:: Data excerpts ::

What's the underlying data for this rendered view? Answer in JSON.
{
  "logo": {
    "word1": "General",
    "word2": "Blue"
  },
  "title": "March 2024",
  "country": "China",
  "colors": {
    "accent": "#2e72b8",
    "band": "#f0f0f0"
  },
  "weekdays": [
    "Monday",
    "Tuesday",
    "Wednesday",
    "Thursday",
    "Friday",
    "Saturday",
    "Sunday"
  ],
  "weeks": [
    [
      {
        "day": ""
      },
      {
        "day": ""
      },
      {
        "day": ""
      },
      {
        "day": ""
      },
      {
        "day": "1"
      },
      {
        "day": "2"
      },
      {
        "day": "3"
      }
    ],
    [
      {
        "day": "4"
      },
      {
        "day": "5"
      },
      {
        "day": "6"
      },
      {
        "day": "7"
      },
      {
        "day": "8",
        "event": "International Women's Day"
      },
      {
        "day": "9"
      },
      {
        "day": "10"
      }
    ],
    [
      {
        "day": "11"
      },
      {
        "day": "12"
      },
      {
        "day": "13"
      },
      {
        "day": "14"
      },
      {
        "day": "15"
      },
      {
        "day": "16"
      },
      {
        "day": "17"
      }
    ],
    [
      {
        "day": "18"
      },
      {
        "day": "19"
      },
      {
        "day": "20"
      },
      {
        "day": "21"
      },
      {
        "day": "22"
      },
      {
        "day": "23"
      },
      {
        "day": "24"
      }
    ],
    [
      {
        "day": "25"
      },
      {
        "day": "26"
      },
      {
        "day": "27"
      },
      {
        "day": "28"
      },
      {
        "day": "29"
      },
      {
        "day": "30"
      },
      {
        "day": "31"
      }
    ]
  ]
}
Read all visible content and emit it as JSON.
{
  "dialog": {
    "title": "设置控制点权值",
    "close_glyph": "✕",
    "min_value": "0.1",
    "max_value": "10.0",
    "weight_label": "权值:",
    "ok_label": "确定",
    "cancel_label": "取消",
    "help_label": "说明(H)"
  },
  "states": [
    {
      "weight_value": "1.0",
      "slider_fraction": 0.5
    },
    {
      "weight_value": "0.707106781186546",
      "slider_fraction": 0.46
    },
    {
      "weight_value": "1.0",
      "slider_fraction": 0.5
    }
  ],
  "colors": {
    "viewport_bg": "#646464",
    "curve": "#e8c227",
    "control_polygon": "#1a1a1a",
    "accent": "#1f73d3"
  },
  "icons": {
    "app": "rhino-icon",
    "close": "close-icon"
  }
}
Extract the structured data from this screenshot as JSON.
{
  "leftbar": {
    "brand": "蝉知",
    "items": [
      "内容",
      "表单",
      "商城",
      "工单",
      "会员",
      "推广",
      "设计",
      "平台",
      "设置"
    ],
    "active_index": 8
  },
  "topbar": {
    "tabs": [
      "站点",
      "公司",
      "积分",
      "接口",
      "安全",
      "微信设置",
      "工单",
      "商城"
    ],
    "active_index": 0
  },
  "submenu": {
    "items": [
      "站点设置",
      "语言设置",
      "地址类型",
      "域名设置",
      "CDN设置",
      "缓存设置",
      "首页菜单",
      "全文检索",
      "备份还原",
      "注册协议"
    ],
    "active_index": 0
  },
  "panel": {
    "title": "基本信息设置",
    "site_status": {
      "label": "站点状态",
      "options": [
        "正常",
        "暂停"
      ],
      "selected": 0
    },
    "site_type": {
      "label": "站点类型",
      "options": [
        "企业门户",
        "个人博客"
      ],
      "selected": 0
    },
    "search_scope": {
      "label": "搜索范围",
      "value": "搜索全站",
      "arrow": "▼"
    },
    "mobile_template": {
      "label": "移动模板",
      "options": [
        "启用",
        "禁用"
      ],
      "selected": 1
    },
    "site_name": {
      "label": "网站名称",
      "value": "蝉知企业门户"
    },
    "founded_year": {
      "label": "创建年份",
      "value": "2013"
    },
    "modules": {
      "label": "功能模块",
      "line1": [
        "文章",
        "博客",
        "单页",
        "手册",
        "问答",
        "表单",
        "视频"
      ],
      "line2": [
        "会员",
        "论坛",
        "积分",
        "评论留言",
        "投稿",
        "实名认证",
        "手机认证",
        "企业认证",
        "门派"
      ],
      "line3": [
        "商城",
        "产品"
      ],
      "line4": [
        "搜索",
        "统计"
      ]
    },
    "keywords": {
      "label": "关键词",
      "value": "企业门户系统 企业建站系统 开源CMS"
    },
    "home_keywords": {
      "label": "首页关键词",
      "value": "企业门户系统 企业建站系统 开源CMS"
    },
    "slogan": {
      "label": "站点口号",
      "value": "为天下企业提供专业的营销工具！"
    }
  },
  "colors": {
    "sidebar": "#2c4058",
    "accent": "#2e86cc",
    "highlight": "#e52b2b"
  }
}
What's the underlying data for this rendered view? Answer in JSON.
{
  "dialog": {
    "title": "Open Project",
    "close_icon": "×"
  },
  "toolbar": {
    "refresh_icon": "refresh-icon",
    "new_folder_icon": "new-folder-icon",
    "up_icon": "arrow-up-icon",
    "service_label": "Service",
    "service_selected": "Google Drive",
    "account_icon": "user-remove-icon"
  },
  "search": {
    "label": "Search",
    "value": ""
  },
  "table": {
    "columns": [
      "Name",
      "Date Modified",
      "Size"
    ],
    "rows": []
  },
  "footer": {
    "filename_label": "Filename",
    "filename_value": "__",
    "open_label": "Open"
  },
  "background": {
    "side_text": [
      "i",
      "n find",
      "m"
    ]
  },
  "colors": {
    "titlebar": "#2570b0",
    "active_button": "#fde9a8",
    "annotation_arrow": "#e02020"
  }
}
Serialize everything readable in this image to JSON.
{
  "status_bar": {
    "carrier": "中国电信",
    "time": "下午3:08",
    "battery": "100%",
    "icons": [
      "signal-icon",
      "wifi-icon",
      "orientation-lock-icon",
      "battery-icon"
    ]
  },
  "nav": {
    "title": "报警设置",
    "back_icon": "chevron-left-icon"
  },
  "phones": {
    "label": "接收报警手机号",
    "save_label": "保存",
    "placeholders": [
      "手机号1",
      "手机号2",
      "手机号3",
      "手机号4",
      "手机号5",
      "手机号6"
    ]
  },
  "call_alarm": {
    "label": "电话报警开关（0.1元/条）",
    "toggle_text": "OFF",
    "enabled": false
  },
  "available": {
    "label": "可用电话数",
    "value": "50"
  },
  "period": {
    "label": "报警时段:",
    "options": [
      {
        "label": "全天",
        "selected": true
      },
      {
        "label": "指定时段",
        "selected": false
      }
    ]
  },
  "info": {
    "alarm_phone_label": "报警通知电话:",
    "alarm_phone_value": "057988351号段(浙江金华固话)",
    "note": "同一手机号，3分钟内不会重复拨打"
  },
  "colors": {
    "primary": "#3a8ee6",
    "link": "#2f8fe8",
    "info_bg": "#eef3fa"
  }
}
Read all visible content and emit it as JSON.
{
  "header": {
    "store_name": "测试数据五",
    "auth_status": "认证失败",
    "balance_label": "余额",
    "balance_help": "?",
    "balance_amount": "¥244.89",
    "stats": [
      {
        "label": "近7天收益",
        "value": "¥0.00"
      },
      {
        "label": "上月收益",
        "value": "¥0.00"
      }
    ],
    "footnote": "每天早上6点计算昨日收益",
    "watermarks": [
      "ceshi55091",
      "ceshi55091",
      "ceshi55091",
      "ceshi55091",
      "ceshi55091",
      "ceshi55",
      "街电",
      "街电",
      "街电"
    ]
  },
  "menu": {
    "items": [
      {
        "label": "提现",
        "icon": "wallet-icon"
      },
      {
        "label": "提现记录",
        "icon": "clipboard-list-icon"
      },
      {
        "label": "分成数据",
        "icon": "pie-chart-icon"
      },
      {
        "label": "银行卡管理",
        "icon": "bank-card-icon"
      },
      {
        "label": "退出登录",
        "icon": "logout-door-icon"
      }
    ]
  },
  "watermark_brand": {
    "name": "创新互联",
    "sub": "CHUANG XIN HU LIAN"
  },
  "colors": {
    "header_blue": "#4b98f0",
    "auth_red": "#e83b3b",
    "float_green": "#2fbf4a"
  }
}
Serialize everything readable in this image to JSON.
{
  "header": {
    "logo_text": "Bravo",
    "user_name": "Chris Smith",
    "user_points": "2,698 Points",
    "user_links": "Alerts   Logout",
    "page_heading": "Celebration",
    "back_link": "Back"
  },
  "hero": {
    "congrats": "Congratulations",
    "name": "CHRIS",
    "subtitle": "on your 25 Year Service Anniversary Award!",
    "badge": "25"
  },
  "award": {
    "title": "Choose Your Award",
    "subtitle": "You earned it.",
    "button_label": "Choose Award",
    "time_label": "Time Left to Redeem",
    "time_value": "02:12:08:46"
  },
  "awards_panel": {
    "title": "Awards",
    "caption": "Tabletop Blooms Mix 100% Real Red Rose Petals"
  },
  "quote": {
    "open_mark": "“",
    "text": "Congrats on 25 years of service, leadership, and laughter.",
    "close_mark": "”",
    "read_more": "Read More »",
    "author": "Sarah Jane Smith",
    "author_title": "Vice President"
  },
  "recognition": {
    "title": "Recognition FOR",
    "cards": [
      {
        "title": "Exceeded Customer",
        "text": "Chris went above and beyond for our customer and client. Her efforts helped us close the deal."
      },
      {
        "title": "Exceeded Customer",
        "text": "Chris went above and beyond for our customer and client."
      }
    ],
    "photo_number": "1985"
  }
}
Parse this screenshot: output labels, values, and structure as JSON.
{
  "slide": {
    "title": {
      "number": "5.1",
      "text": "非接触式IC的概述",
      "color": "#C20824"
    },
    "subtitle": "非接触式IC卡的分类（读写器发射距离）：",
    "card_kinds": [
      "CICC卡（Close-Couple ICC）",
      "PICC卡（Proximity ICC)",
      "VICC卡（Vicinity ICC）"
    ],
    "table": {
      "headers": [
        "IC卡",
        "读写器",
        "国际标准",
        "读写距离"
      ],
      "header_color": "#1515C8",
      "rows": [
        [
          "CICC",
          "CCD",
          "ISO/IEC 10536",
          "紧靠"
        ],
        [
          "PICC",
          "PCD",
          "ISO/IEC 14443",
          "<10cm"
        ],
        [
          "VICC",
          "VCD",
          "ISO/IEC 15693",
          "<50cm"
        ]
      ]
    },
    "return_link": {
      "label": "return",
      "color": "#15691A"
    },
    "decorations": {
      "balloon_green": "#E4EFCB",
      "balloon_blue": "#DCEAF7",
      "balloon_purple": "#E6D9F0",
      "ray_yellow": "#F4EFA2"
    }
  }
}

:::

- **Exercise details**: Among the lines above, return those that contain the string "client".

- **Written solution**:
        "text": "Chris went above and beyond for our customer and client. Her efforts helped us close the deal."
        "text": "Chris went above and beyond for our customer and client."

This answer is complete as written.